(Dataset rows for apps and sites)
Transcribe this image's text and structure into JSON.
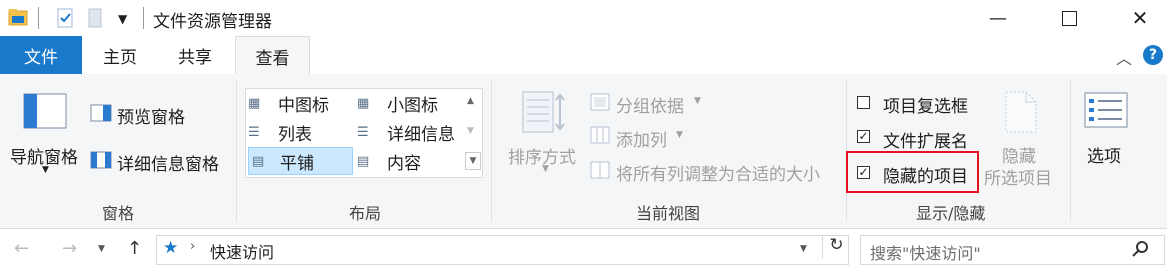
{
  "window": {
    "title": "文件资源管理器"
  },
  "tabs": {
    "file": "文件",
    "home": "主页",
    "share": "共享",
    "view": "查看"
  },
  "ribbon": {
    "panes": {
      "nav_pane": "导航窗格",
      "preview_pane": "预览窗格",
      "details_pane": "详细信息窗格",
      "group_label": "窗格"
    },
    "layout": {
      "items": [
        "中图标",
        "小图标",
        "列表",
        "详细信息",
        "平铺",
        "内容"
      ],
      "selected": "平铺",
      "group_label": "布局"
    },
    "current_view": {
      "sort_by": "排序方式",
      "group_by": "分组依据",
      "add_column": "添加列",
      "fit_columns": "将所有列调整为合适的大小",
      "group_label": "当前视图"
    },
    "show_hide": {
      "item_checkboxes": {
        "label": "项目复选框",
        "checked": false
      },
      "file_extensions": {
        "label": "文件扩展名",
        "checked": true
      },
      "hidden_items": {
        "label": "隐藏的项目",
        "checked": true
      },
      "hide_selected_line1": "隐藏",
      "hide_selected_line2": "所选项目",
      "group_label": "显示/隐藏"
    },
    "options": "选项"
  },
  "address": {
    "path": "快速访问",
    "search_placeholder": "搜索\"快速访问\""
  },
  "colors": {
    "accent": "#1979ca",
    "highlight": "#e81123",
    "selected_bg": "#cce8ff"
  }
}
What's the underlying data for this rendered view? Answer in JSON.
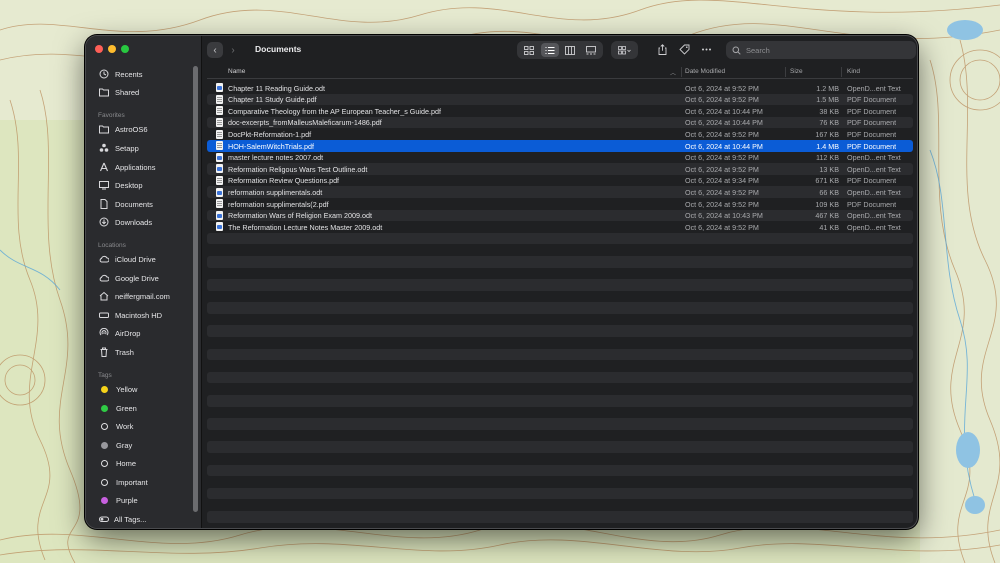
{
  "window": {
    "title": "Documents"
  },
  "toolbar": {
    "search_placeholder": "Search"
  },
  "sidebar": {
    "top_items": [
      {
        "label": "Recents",
        "icon": "clock-icon"
      },
      {
        "label": "Shared",
        "icon": "shared-folder-icon"
      }
    ],
    "favorites_heading": "Favorites",
    "favorites": [
      {
        "label": "AstroOS6",
        "icon": "folder-icon"
      },
      {
        "label": "Setapp",
        "icon": "setapp-icon"
      },
      {
        "label": "Applications",
        "icon": "applications-icon"
      },
      {
        "label": "Desktop",
        "icon": "desktop-icon"
      },
      {
        "label": "Documents",
        "icon": "document-icon"
      },
      {
        "label": "Downloads",
        "icon": "download-icon"
      }
    ],
    "locations_heading": "Locations",
    "locations": [
      {
        "label": "iCloud Drive",
        "icon": "cloud-icon"
      },
      {
        "label": "Google Drive",
        "icon": "cloud-icon"
      },
      {
        "label": "neiffergmail.com",
        "icon": "network-icon"
      },
      {
        "label": "Macintosh HD",
        "icon": "disk-icon"
      },
      {
        "label": "AirDrop",
        "icon": "airdrop-icon"
      },
      {
        "label": "Trash",
        "icon": "trash-icon"
      }
    ],
    "tags_heading": "Tags",
    "tags": [
      {
        "label": "Yellow",
        "color": "#f6d31a",
        "style": "dot"
      },
      {
        "label": "Green",
        "color": "#2fcb45",
        "style": "dot"
      },
      {
        "label": "Work",
        "color": "",
        "style": "ring"
      },
      {
        "label": "Gray",
        "color": "#98989d",
        "style": "dot"
      },
      {
        "label": "Home",
        "color": "",
        "style": "ring"
      },
      {
        "label": "Important",
        "color": "",
        "style": "ring"
      },
      {
        "label": "Purple",
        "color": "#c860df",
        "style": "dot"
      },
      {
        "label": "All Tags...",
        "color": "",
        "style": "all"
      }
    ]
  },
  "columns": {
    "name": "Name",
    "date": "Date Modified",
    "size": "Size",
    "kind": "Kind"
  },
  "files": [
    {
      "name": "Chapter 11 Reading Guide.odt",
      "date": "Oct 6, 2024 at 9:52 PM",
      "size": "1.2 MB",
      "kind": "OpenD...ent Text",
      "type": "odt"
    },
    {
      "name": "Chapter 11 Study Guide.pdf",
      "date": "Oct 6, 2024 at 9:52 PM",
      "size": "1.5 MB",
      "kind": "PDF Document",
      "type": "pdf"
    },
    {
      "name": "Comparative Theology from the AP European Teacher_s Guide.pdf",
      "date": "Oct 6, 2024 at 10:44 PM",
      "size": "38 KB",
      "kind": "PDF Document",
      "type": "pdf"
    },
    {
      "name": "doc-excerpts_fromMalleusMaleficarum-1486.pdf",
      "date": "Oct 6, 2024 at 10:44 PM",
      "size": "76 KB",
      "kind": "PDF Document",
      "type": "pdf"
    },
    {
      "name": "DocPkt-Reformation-1.pdf",
      "date": "Oct 6, 2024 at 9:52 PM",
      "size": "167 KB",
      "kind": "PDF Document",
      "type": "pdf"
    },
    {
      "name": "HOH-SalemWitchTrials.pdf",
      "date": "Oct 6, 2024 at 10:44 PM",
      "size": "1.4 MB",
      "kind": "PDF Document",
      "type": "pdf",
      "selected": true
    },
    {
      "name": "master lecture notes 2007.odt",
      "date": "Oct 6, 2024 at 9:52 PM",
      "size": "112 KB",
      "kind": "OpenD...ent Text",
      "type": "odt"
    },
    {
      "name": "Reformation Religous Wars Test Outline.odt",
      "date": "Oct 6, 2024 at 9:52 PM",
      "size": "13 KB",
      "kind": "OpenD...ent Text",
      "type": "odt"
    },
    {
      "name": "Reformation Review Questions.pdf",
      "date": "Oct 6, 2024 at 9:34 PM",
      "size": "671 KB",
      "kind": "PDF Document",
      "type": "pdf"
    },
    {
      "name": "reformation supplimentals.odt",
      "date": "Oct 6, 2024 at 9:52 PM",
      "size": "66 KB",
      "kind": "OpenD...ent Text",
      "type": "odt"
    },
    {
      "name": "reformation supplimentals(2.pdf",
      "date": "Oct 6, 2024 at 9:52 PM",
      "size": "109 KB",
      "kind": "PDF Document",
      "type": "pdf"
    },
    {
      "name": "Reformation Wars of Religion Exam 2009.odt",
      "date": "Oct 6, 2024 at 10:43 PM",
      "size": "467 KB",
      "kind": "OpenD...ent Text",
      "type": "odt"
    },
    {
      "name": "The Reformation Lecture Notes Master 2009.odt",
      "date": "Oct 6, 2024 at 9:52 PM",
      "size": "41 KB",
      "kind": "OpenD...ent Text",
      "type": "odt"
    }
  ],
  "colors": {
    "selection": "#0b5cd6",
    "window_bg": "#1f2022",
    "sidebar_bg": "#2a2b2e"
  }
}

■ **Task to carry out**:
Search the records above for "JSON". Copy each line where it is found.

■ **Answer to this task**:
Transcribe this image's text and structure into JSON.
What's the underlying data for this rendered view? Answer in JSON.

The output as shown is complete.